  1. Previous measurements of other particular quantities, performed in similar conditions, have provided a repeatability standard deviation6.4 of $ \sigma_r$:

    $\displaystyle u=\sigma_r\,.$

  2. A manufacturer's calibration certificate states that the uncertainty, defined as $ k$ standard deviations, is ``$ \pm\Delta$'':

    $\displaystyle u=\frac{\Delta}{k}\,.$

  3. A result is reported in a publication as $ \overline{x}\pm \Delta$, stating that the average has been performed on four measurements and the uncertainty is a $ 95\, \%$ confidence interval. One has to conclude that the confidence interval has been calculated using the Student $ t$:

    $\displaystyle u=\frac{\Delta}{3.18}\,.$

  4. A manufacturer's specification states that the error on a quantity should not exceed $ \Delta$. With this limited information one has to assume a uniform distribution:

    $\displaystyle u=\frac{2\,\Delta}{\sqrt{12}}=\frac{\Delta}{\sqrt{3}}\,.$
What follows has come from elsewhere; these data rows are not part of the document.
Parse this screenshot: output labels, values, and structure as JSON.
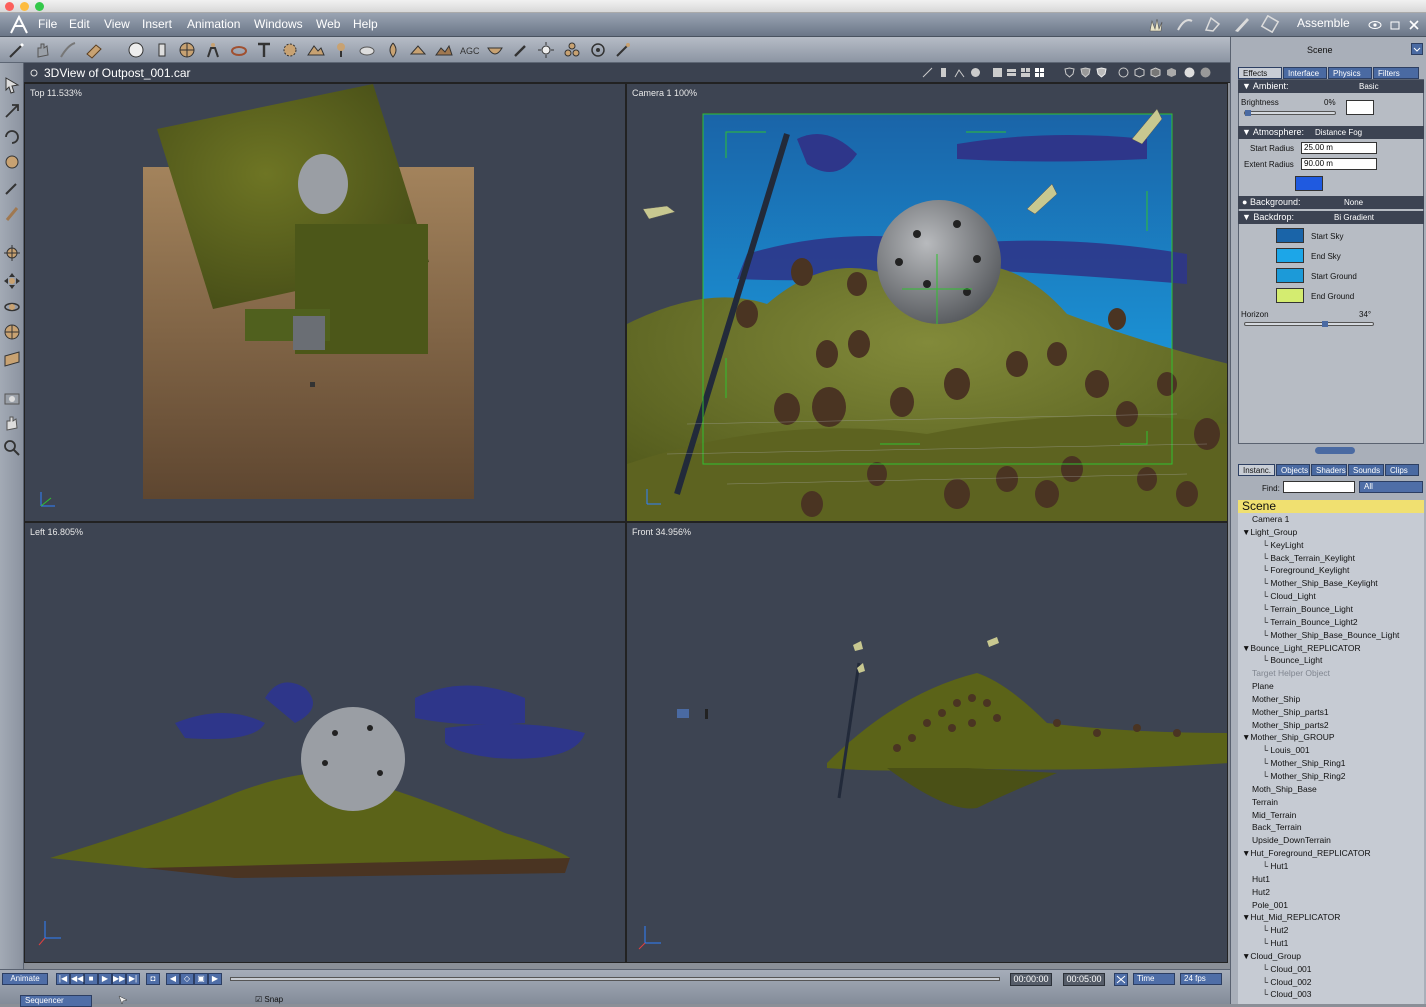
{
  "menu": {
    "items": [
      "File",
      "Edit",
      "View",
      "Insert",
      "Animation",
      "Windows",
      "Web",
      "Help"
    ],
    "room_title": "Assemble"
  },
  "document": {
    "title": "3DView of Outpost_001.car"
  },
  "viewports": {
    "top_label": "Top 11.533%",
    "camera_label": "Camera 1 100%",
    "left_label": "Left 16.805%",
    "front_label": "Front 34.956%"
  },
  "panel": {
    "title": "Scene",
    "tabs": [
      "Effects",
      "Interface",
      "Physics",
      "Filters"
    ],
    "ambient": {
      "label": "Ambient:",
      "value": "Basic",
      "brightness_label": "Brightness",
      "brightness_value": "0%",
      "brightness_level": 0
    },
    "atmosphere": {
      "label": "Atmosphere:",
      "value": "Distance Fog",
      "start_radius_label": "Start Radius",
      "start_radius": "25.00 m",
      "extent_radius_label": "Extent Radius",
      "extent_radius": "90.00 m"
    },
    "background": {
      "label": "Background:",
      "value": "None"
    },
    "backdrop": {
      "label": "Backdrop:",
      "value": "Bi Gradient",
      "swatches": [
        {
          "label": "Start Sky",
          "color": "#1a64a8"
        },
        {
          "label": "End Sky",
          "color": "#1ca6e8"
        },
        {
          "label": "Start Ground",
          "color": "#1c9ad8"
        },
        {
          "label": "End Ground",
          "color": "#d4ec70"
        }
      ],
      "horizon_label": "Horizon",
      "horizon_value": "34°",
      "horizon_level": 0.62
    },
    "fog_color": "#1f5ae0"
  },
  "instances": {
    "tabs": [
      "Instanc.",
      "Objects",
      "Shaders",
      "Sounds",
      "Clips"
    ],
    "find_label": "Find:",
    "find_value": "",
    "filter_value": "All",
    "tree": [
      {
        "label": "Scene",
        "level": 0,
        "selected": true
      },
      {
        "label": "Camera 1",
        "level": 1
      },
      {
        "label": "Light_Group",
        "level": 0,
        "expanded": true
      },
      {
        "label": "KeyLight",
        "level": 2
      },
      {
        "label": "Back_Terrain_Keylight",
        "level": 2
      },
      {
        "label": "Foreground_Keylight",
        "level": 2
      },
      {
        "label": "Mother_Ship_Base_Keylight",
        "level": 2
      },
      {
        "label": "Cloud_Light",
        "level": 2
      },
      {
        "label": "Terrain_Bounce_Light",
        "level": 2
      },
      {
        "label": "Terrain_Bounce_Light2",
        "level": 2
      },
      {
        "label": "Mother_Ship_Base_Bounce_Light",
        "level": 2
      },
      {
        "label": "Bounce_Light_REPLICATOR",
        "level": 0,
        "expanded": true
      },
      {
        "label": "Bounce_Light",
        "level": 2
      },
      {
        "label": "Target Helper Object",
        "level": 1,
        "dim": true
      },
      {
        "label": "Plane",
        "level": 1
      },
      {
        "label": "Mother_Ship",
        "level": 1
      },
      {
        "label": "Mother_Ship_parts1",
        "level": 1
      },
      {
        "label": "Mother_Ship_parts2",
        "level": 1
      },
      {
        "label": "Mother_Ship_GROUP",
        "level": 0,
        "expanded": true
      },
      {
        "label": "Louis_001",
        "level": 2
      },
      {
        "label": "Mother_Ship_Ring1",
        "level": 2
      },
      {
        "label": "Mother_Ship_Ring2",
        "level": 2
      },
      {
        "label": "Moth_Ship_Base",
        "level": 1
      },
      {
        "label": "Terrain",
        "level": 1
      },
      {
        "label": "Mid_Terrain",
        "level": 1
      },
      {
        "label": "Back_Terrain",
        "level": 1
      },
      {
        "label": "Upside_DownTerrain",
        "level": 1
      },
      {
        "label": "Hut_Foreground_REPLICATOR",
        "level": 0,
        "expanded": true
      },
      {
        "label": "Hut1",
        "level": 2
      },
      {
        "label": "Hut1",
        "level": 1
      },
      {
        "label": "Hut2",
        "level": 1
      },
      {
        "label": "Pole_001",
        "level": 1
      },
      {
        "label": "Hut_Mid_REPLICATOR",
        "level": 0,
        "expanded": true
      },
      {
        "label": "Hut2",
        "level": 2
      },
      {
        "label": "Hut1",
        "level": 2
      },
      {
        "label": "Cloud_Group",
        "level": 0,
        "expanded": true
      },
      {
        "label": "Cloud_001",
        "level": 2
      },
      {
        "label": "Cloud_002",
        "level": 2
      },
      {
        "label": "Cloud_003",
        "level": 2
      }
    ]
  },
  "timeline": {
    "mode": "Animate",
    "current_time": "00:00:00",
    "end_time": "00:05:00",
    "time_unit": "Time",
    "fps": "24 fps",
    "sequencer": "Sequencer",
    "snap_label": "Snap"
  },
  "colors": {
    "accent": "#4a6aa2",
    "viewport_bg": "#3d4452",
    "scene_highlight": "#f0e070"
  }
}
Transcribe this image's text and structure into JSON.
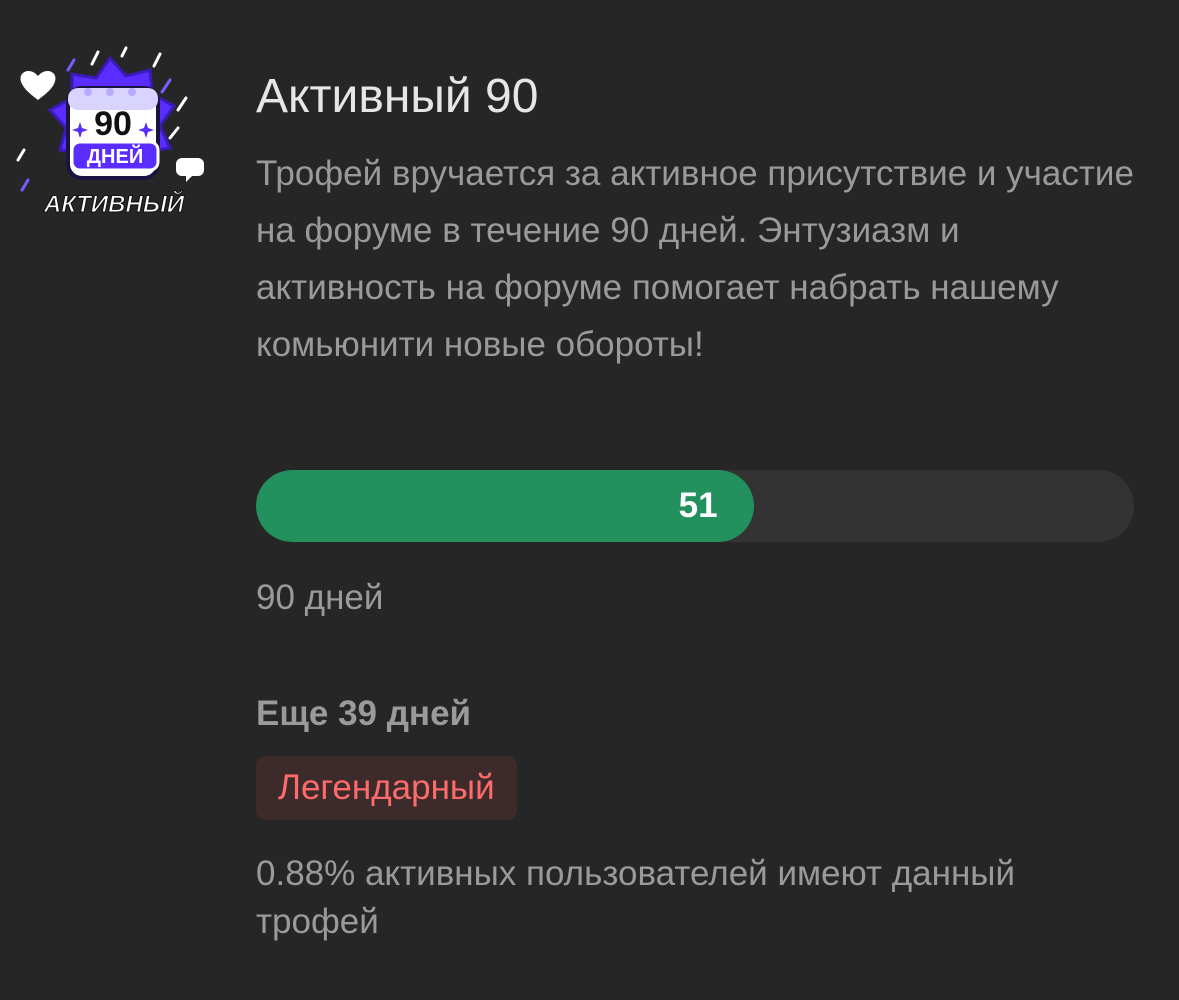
{
  "badge": {
    "number": "90",
    "days_label": "ДНЕЙ",
    "name_label": "АКТИВНЫЙ",
    "accent": "#5b2cff",
    "glow": "#7c5cff"
  },
  "trophy": {
    "title": "Активный 90",
    "description": "Трофей вручается за активное присутствие и участие на форуме в течение 90 дней. Энтузиазм и активность на форуме помогает набрать нашему комьюнити новые обороты!"
  },
  "progress": {
    "current_label": "51",
    "current": 51,
    "max": 90,
    "fill_color": "#22915e",
    "track_color": "#333333"
  },
  "goal_label": "90 дней",
  "remaining_label": "Еще 39 дней",
  "rarity": {
    "label": "Легендарный",
    "text_color": "#ff6b6b",
    "bg_color": "#3d2b2b"
  },
  "stat_label": "0.88% активных пользователей имеют данный трофей"
}
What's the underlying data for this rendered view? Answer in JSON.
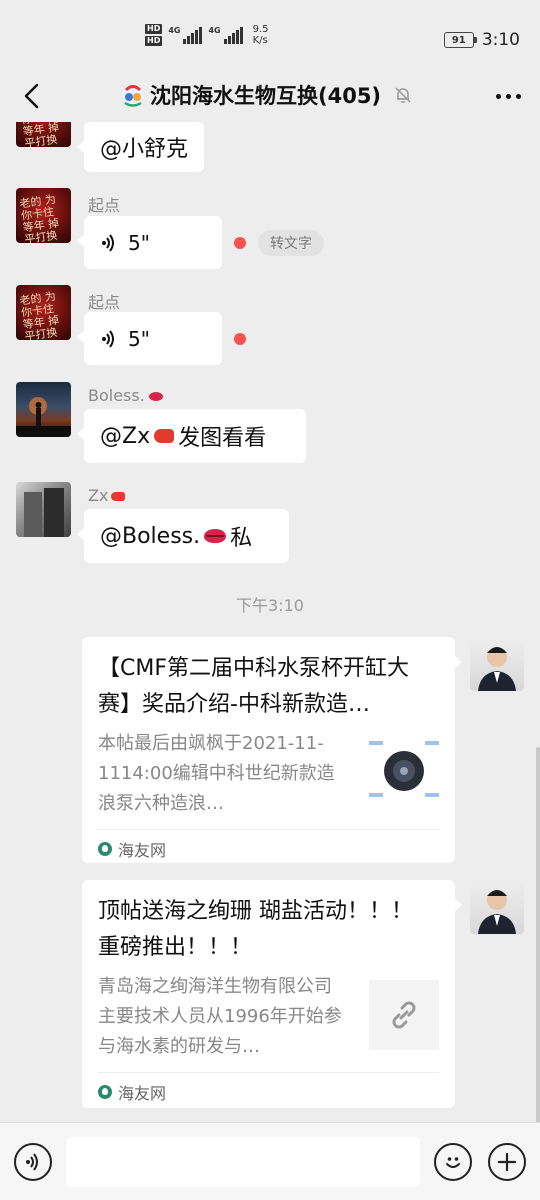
{
  "status_bar": {
    "hd1": "HD",
    "hd2": "HD",
    "net1": "4G",
    "net2": "4G",
    "speed_value": "9.5",
    "speed_unit": "K/s",
    "battery": "91",
    "time": "3:10"
  },
  "nav": {
    "title": "沈阳海水生物互换(405)",
    "icons": [
      "back-icon",
      "group-avatar-icon",
      "mute-bell-icon",
      "more-icon"
    ]
  },
  "messages": {
    "m0": {
      "text": "@小舒克"
    },
    "m1": {
      "sender": "起点",
      "duration": "5\"",
      "convert_label": "转文字"
    },
    "m2": {
      "sender": "起点",
      "duration": "5\""
    },
    "m3": {
      "sender": "Boless.",
      "pre": "@Zx",
      "post": " 发图看看"
    },
    "m4": {
      "sender": "Zx",
      "pre": "@Boless.",
      "post": " 私"
    },
    "time": "下午3:10",
    "card1": {
      "title": "【CMF第二届中科水泵杯开缸大赛】奖品介绍-中科新款造…",
      "desc": "本帖最后由飒枫于2021-11-1114:00编辑中科世纪新款造浪泵六种造浪…",
      "source": "海友网"
    },
    "card2": {
      "title": "顶帖送海之绚珊 瑚盐活动！！！ 重磅推出！！！",
      "desc": "青岛海之绚海洋生物有限公司主要技术人员从1996年开始参与海水素的研发与…",
      "source": "海友网"
    }
  },
  "avatar_scribble": "老的 为\n你卡住\n等年 掉\n平打换",
  "colors": {
    "unread_dot": "#fa5151",
    "background": "#ededed",
    "source_brand": "#2b8a6e"
  }
}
  5. A physical parameter of a Monte Carlo is believed to lie in the interval of $ \pm\Delta$ around its best value, but not with uniform distribution: the degree of belief that the parameter is at centre is higher than the degree of belief that it is at the edges of the interval. With this information a triangular distribution can be reasonably assumed:

    $\displaystyle u=\frac{\Delta}{\sqrt{6}}\,.$

    Note that the coefficient in front of $ \Delta$ changes from the $ 0.58$ of the previous example to the $ 0.41$ of this. If the interval $ \pm\Delta$ were a $ 3\sigma$ interval then the coefficient would have been equal to $ 0.33$. These variations -- to be considered extreme -- are smaller than the statistical fluctuations of empirical standard deviations estimated from $ \approx 10$ measurements. This shows that one should not be worried that the type B uncertainties are less accurate than type A, especially if one tries to model the distribution of the physical quantity honestly.
  6. The absolute energy calibration of an electromagnetic calorimeter module is not known exactly and is estimated to be between the nominal one and $ +10\,\%$. The ``statistical'' error is known by test beam measurements to be $ 18\%/\sqrt{E/\mbox{GeV}}$. What is the uncertainty on the energy measurement of an electron which has apparently released 30 GeV?
  7. Note added: the original version of the primer contained at this point a ``more realistic and slightly more complicated example'', which requires, instead, a next-to-linear treatment [45], which was not included in the notes, neither is it in this new version. Therefore, I prefer to skip this example in order to avoid confusion.

next up previous contents
Next: Caveat concerning the blind Up: Approximate methods Previous: Evaluation of type B   Contents
Giulio D'Agostini 2003-05-15